Yeah so when these outreach guys invited me to come to the art program, I said yes. Well, it took awhile but finally I went.”

Coming Up on December 14th –

Episode 4: Something happens in

Eric’s life that changes EVERYTHING . . .

 

 

 

 

 

OIM does not receive on-going government funding to operate any of our programs. Instead, we rely on the goodwill donations of concerned citizens and business people in the National Capital Region. We need your help to continue our youth outreach program. Please make a donation today, click “Donate Now”. Thanks!

An Offering

 

RoseI met Rose about 3 years ago when I was doing outreach. What I noticed about her right away (and what I think everyone notices about her) was her energetic and bubbly personality. Her big smile and loud laugh are contagious!

But her life hasn’t been all smiles….she had a rough life that led her to homelessness and addiction. But despite this, she has never lost her optimism for life.

She started coming to our drop-in out of a need for community and support. Over the years, she has made positive changes in her life, including securing a safe apartment and becoming sober. But the more you get to know Rose, the more you see that helping people is central to her life. Even though she is on social assistance and does not have much money, she will always give to those in need. She has a heart for helping youth and often befriends them on the street and refers them to resources that can help them.

When she heard about out Passion 4 Youth Fine Art Program, she wanted to help. We mentioned that we could use help preparing food, so she offered her baking skills. Twice each week, Rose bakes homemade desserts and brings them to our art program. She loves to make sweets that she knows will be a treat for the youth.
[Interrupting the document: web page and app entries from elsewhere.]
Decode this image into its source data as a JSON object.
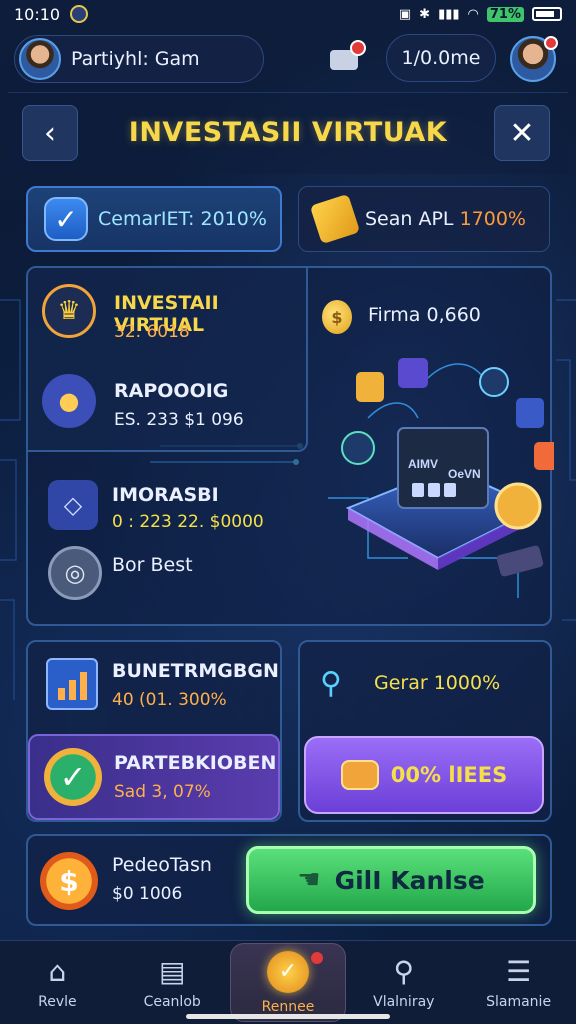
{
  "status_bar": {
    "time": "10:10",
    "battery_pct": "71%"
  },
  "top_bar": {
    "profile_name": "Partiyhl: Gam",
    "balance": "1/0.0me"
  },
  "header": {
    "title": "INVESTASII VIRTUAK"
  },
  "chips": [
    {
      "label": "CemarIET: 2010%",
      "icon": "check-shield-icon"
    },
    {
      "label": "Sean APL",
      "highlight": "1700%",
      "icon": "gold-ticket-icon"
    }
  ],
  "invest": {
    "primary": {
      "title": "INVESTAII VIRTUAL",
      "value": "32. 6018",
      "icon": "crown-icon"
    },
    "firma": {
      "label": "Firma 0,660",
      "coin": "$"
    },
    "secondary": {
      "title": "RAPOOOIG",
      "value": "ES. 233  $1 096",
      "icon": "gamepad-icon"
    },
    "third": {
      "title": "IMORASBI",
      "value": "0 : 223  22. $0000",
      "icon": "diamond-badge-icon"
    },
    "fourth": {
      "title": "Bor Best",
      "icon": "medal-icon"
    },
    "scene_labels": [
      "AIMV",
      "OeVN"
    ]
  },
  "budget": {
    "title": "BUNETRMGBGN",
    "value": "40 (01. 300%",
    "icon": "chart-icon"
  },
  "partner": {
    "title": "PARTEBKIOBEN",
    "value": "Sad 3, 07%",
    "icon": "verified-icon"
  },
  "gear": {
    "label": "Gerar 1000%",
    "button_label": "00% lIEES",
    "icon": "link-icon"
  },
  "bottom_card": {
    "title": "PedeoTasn",
    "value": "$0 1006",
    "button_label": "GilI Kanlse",
    "icon": "dollar-badge-icon"
  },
  "nav": [
    {
      "label": "Revle",
      "icon": "home-icon"
    },
    {
      "label": "Ceanlob",
      "icon": "document-icon"
    },
    {
      "label": "Rennee",
      "icon": "check-badge-icon",
      "active": true
    },
    {
      "label": "Vlalniray",
      "icon": "search-icon"
    },
    {
      "label": "Slamanie",
      "icon": "menu-icon"
    }
  ],
  "colors": {
    "accent_gold": "#f6d84a",
    "accent_green": "#5ae07a",
    "accent_purple": "#9a6ef6",
    "background": "#0b1a33",
    "panel_border": "#2f5a96"
  }
}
We feel blessed to know Rose and we are so thankful for her offering.

 

 

If you want to help cook for the art program, please contact Moira at moira_oim@rogers.com or Dana at dana_oim@rogers.com